Progress: 58/250 pages
A Student's Guide to Lagrangians and Hamiltonians
Patrick Hamill
Progress: 7/180 pages
The Complete Plays and Poems
E.D. Pendry, J.C. Maxwell, Christopher Marlowe
Gravitation (Physics Series)
Kip Thorne;Kip S. Thorne;Charles W. Misner;John Archibald Wheeler;John Wheeler
Progress: 48/1215 pages
Clarissa Oakes (Aubrey/Maturin #15) - Patrick O'Brian I've mentioned before that a series of naval tales stuck in a perpetual 1812 and following the exploits of two individuals that is staggering on past double figures in terms of volumes must run in to problems of repetition and consequently risk dullness.

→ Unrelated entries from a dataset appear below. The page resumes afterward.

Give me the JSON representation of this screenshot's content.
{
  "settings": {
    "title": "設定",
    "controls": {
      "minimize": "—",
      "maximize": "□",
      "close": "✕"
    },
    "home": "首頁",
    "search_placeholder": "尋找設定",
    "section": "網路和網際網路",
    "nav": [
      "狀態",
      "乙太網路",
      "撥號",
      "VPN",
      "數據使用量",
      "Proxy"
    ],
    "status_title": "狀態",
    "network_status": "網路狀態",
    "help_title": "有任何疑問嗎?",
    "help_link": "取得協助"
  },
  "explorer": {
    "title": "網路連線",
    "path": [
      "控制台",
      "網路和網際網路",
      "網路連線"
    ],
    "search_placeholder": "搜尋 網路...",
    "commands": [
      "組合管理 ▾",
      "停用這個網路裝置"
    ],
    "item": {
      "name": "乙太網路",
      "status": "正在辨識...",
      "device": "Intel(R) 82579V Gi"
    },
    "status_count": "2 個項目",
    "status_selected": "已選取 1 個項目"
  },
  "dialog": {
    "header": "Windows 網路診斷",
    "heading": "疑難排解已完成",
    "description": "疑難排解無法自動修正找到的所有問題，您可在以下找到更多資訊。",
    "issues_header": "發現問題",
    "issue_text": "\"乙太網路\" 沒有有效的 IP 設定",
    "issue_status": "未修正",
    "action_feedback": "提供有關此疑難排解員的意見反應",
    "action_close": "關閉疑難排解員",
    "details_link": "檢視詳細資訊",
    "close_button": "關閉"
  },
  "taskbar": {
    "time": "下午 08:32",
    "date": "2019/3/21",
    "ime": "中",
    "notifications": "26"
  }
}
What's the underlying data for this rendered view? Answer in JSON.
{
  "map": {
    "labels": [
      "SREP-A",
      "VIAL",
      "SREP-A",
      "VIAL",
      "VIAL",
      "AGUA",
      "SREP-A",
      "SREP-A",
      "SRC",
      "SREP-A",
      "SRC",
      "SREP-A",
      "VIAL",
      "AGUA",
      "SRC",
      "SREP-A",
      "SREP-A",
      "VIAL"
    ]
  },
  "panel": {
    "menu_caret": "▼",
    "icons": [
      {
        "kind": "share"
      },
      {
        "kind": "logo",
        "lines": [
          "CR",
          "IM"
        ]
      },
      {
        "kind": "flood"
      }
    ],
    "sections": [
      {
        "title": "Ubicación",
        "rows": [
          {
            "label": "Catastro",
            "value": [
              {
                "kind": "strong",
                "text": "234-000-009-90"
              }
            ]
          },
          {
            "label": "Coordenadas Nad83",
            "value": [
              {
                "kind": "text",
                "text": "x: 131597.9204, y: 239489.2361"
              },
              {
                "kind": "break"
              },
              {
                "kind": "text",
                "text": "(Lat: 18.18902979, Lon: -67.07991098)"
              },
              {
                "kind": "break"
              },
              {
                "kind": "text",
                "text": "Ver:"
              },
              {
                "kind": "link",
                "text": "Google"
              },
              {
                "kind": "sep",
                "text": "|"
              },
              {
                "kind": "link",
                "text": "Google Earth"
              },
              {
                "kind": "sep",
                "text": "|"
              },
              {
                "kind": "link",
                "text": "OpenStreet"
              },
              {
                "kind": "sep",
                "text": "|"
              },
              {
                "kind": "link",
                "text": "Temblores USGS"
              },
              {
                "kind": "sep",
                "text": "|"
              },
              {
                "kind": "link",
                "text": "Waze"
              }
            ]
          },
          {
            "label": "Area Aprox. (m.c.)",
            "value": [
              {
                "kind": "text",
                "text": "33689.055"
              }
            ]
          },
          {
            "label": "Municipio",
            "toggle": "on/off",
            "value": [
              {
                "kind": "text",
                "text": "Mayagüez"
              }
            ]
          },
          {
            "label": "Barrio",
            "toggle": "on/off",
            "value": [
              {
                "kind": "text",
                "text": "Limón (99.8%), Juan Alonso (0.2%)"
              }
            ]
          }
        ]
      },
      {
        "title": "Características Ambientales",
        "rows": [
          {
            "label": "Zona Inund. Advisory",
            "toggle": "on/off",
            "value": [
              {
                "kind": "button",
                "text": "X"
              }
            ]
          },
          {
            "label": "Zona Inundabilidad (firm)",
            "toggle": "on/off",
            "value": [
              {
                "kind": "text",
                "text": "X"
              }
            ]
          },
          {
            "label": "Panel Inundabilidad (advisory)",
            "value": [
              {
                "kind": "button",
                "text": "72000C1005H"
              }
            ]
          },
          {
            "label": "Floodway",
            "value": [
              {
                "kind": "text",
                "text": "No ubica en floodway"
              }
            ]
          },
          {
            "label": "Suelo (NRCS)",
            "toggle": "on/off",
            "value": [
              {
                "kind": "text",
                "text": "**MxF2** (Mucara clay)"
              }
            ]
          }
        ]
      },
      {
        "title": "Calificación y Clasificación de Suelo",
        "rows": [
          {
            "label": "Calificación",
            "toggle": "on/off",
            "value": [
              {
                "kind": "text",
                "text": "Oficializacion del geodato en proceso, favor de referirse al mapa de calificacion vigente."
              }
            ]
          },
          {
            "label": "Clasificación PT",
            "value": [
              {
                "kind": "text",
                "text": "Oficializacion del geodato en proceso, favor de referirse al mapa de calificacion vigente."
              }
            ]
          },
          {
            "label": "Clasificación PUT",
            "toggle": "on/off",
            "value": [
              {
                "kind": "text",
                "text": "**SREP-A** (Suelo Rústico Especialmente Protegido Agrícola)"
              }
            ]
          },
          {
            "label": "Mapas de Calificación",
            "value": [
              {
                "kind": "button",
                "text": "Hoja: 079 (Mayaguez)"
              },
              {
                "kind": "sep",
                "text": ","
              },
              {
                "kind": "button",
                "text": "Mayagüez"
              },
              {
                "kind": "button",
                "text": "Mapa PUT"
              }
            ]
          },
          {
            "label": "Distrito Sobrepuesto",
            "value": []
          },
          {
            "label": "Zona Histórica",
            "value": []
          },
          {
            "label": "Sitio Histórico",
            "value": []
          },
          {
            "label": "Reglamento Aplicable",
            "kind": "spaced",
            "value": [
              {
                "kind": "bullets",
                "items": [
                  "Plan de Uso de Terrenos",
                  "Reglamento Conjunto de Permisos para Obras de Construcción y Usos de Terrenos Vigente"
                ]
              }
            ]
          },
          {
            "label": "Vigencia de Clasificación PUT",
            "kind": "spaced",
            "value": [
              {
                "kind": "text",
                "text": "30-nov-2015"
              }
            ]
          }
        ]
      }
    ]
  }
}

O'Brian, however (as I have also pointed out before) always seems to find something new in each outing for Aubrey and Maturin, thus saving each volume from dullness-of-plot. As for the inevitable repetitiveness of describing an essentially repetitive life (sailing a vessel for years without returning to a major port is necessarily as much a matter of routine as it can possibly be made), I've found that O'Brian's amiable, descriptive style and sufficient time between volumes of the series are an adequate antidote.

Since I'm not such a stylistic master as the author in question was, these reviews are probably now much duller than the books they review...

...so what's new here? Well, Ideal Captain Aubrey proves to be fallible after all and his dislike of having a woman aboard his ship is explored in depth. Meanwhile, Colonial politics is conducted in the usual manner, with guns and trinkets, the battle between Napoleon and King George sweeping over the natives of the Pacific without them much understanding what is happening.

With only 5 (!?) volumes to go, I expect to finish this series...can't say which year, though. Probably this decade...